A recently online paper from Regenerative Medicine (May 2008, Vol. 3, No. 3, Pages 281-302) entitled The ACTCellerate initiative: large-scale combinatorial cloning of novel human embryonic stem cell derivatives might offer something toward both basic research and clinical medicine.

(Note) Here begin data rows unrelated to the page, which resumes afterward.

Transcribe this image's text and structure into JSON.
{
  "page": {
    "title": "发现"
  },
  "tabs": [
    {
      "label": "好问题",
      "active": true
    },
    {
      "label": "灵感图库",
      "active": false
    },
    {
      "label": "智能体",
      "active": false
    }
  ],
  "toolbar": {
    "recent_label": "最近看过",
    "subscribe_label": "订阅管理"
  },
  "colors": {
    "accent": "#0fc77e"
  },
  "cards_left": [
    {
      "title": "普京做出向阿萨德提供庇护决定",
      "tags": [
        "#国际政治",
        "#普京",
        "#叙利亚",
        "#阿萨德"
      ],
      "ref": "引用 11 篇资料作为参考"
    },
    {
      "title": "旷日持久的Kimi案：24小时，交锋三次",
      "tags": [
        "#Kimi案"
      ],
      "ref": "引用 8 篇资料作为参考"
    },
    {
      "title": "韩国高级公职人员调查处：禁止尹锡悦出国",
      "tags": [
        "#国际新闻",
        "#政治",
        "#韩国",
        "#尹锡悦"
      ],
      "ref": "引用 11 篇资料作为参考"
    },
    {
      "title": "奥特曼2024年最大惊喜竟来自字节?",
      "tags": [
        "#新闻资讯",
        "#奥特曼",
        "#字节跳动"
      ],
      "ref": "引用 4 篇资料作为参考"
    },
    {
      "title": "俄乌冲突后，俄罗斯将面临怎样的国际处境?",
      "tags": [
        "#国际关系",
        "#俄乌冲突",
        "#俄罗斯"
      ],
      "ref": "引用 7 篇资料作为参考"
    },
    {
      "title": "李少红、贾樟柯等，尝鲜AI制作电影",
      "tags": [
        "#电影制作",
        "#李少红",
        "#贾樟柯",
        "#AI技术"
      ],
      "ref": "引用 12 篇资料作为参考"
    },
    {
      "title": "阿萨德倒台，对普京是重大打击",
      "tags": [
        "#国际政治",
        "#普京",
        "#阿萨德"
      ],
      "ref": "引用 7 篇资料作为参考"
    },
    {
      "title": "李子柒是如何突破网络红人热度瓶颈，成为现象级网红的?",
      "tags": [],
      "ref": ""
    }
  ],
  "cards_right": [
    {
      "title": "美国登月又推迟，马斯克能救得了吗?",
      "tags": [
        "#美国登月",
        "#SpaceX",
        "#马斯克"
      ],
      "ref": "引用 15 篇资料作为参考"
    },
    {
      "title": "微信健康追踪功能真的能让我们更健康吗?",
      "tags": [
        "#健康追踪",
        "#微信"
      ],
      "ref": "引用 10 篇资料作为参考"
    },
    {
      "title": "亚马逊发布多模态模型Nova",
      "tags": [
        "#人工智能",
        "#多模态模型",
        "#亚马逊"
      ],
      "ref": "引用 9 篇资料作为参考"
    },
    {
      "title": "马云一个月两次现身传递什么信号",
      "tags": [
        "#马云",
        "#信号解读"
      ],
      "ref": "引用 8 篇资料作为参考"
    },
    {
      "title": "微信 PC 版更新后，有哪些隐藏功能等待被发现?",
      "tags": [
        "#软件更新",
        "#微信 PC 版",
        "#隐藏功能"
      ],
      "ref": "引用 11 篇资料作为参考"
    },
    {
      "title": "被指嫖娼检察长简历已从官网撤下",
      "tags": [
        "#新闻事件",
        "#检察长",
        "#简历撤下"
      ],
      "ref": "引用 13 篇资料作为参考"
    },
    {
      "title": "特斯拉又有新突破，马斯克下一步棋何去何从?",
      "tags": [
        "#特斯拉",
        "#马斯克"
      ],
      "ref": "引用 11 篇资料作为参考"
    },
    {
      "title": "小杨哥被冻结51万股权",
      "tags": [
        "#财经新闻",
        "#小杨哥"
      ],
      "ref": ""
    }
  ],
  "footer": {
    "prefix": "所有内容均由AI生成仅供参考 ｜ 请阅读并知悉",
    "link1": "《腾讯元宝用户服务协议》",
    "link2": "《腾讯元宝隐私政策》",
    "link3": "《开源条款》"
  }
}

Michael D. West (BioTime, Inc, Alameda, CA) et al. used a shotgun-like, or random induction/selection, approach to isolate 140 cell clones (hEP as they named them)from human embryonic stem (ES)cells. These cells are not ES cells anymore. They are differentiated toward various different lineages but not terminally differentiated either. What are they? Not sure yet as of now because further characterization and comparison to all known cell types in our body is required. Are they useful? Yes. 1) these cells are relibable sources because ES cells are extremely sensitive to all kinds of environment factors and too difficult to control in experiment. Therefore ES cells with the same name from different labs may actually be different things. These hEP clones, once properly characterized, could certainly provide a reliable source for research. 2) From these, further study may induce them into different cell types needed in medical research/practice. Currently, people can only induce ES cells into a limited number of final differentiated cells and they are not pure at all. These certainly limited the progress of research and regenerative medicine. They didn't say this --but I think it is very interesting and practical -- following the same shotgun approach, these hEP cells could be induced to further differentiate down the road to become more specified cell types (randomly). Certainly, some of them should be actual tissue cells and could be useful. These might actually bypass the difficult targeted induction approach.
Ethical problems? Of course. For example, what exactly are those hEP cells or the further differentiated cells as I proposed? New entity?? Questions like these certainly exist but the research should move on because humans will benefit eventually. A quote from a pioneer Sir John. Gurdon, "if something works well, ethical concerns will disappear."